_REQUIRED ACTION_.
Only lines with the string "label" should be returned from the data below.

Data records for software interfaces

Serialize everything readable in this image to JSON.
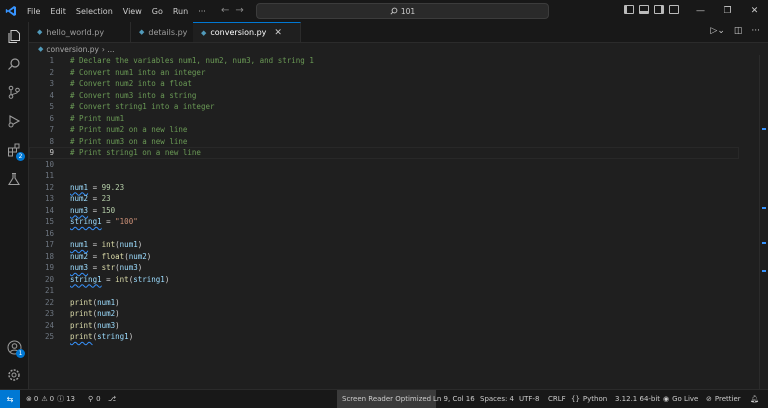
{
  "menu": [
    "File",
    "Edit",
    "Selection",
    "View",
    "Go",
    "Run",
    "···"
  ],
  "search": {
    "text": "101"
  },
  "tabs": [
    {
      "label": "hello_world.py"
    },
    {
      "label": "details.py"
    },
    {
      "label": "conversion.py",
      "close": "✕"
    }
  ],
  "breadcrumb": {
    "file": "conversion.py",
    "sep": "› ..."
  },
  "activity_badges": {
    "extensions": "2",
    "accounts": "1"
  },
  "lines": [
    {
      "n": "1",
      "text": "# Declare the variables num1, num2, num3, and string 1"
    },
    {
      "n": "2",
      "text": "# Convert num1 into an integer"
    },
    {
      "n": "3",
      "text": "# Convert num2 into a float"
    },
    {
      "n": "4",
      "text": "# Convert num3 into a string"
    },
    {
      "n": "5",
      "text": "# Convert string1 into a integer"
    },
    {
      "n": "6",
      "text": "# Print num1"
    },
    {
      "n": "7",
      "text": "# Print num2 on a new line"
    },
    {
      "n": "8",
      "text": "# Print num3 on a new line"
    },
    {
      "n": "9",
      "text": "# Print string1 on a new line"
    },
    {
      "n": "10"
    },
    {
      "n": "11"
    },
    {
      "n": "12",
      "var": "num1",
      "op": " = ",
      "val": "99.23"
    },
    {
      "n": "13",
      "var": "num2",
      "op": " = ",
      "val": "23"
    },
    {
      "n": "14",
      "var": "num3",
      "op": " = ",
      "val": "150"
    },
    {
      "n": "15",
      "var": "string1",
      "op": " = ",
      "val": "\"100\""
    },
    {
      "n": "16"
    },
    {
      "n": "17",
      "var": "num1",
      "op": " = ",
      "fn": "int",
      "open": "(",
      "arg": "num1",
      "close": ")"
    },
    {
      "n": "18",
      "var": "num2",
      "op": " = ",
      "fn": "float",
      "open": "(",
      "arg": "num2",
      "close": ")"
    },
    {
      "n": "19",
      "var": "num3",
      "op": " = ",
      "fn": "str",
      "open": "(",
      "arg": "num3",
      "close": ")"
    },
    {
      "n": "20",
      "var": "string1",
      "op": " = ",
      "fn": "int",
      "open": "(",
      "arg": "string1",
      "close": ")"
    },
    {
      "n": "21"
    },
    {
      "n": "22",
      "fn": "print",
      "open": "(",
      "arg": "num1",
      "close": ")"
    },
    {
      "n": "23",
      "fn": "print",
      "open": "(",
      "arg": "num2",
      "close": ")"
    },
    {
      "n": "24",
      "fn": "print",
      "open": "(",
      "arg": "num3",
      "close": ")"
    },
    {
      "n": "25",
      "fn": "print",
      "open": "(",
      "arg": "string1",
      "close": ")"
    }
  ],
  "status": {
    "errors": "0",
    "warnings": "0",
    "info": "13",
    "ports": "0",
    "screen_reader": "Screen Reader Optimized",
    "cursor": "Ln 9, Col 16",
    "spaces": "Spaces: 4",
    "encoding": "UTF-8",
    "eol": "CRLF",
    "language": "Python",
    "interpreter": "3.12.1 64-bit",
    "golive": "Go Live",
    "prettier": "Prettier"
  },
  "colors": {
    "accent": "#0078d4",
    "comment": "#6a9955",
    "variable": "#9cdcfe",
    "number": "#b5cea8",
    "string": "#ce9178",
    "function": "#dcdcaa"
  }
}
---
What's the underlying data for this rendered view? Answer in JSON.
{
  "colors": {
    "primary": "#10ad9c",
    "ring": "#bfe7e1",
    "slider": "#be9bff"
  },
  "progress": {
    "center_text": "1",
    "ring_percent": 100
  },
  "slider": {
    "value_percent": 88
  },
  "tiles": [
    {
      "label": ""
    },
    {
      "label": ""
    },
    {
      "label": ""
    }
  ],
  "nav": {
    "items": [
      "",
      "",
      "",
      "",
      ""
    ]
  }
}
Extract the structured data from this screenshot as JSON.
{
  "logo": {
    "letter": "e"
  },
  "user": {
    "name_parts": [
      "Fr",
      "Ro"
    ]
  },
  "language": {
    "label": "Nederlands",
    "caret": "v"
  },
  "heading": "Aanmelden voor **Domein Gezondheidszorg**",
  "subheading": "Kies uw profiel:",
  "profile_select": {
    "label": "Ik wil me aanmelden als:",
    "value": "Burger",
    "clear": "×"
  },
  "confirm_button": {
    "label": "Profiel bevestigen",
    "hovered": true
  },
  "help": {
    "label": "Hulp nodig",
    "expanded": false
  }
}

_ANSWER FOR THE TASK_.
      "label": "hello_world.py"
      "label": "details.py"
      "label": "conversion.py",
      "label": ""
      "label": ""
      "label": ""
    "label": "Nederlands",
    "label": "Ik wil me aanmelden als:",
    "label": "Profiel bevestigen",
    "label": "Hulp nodig",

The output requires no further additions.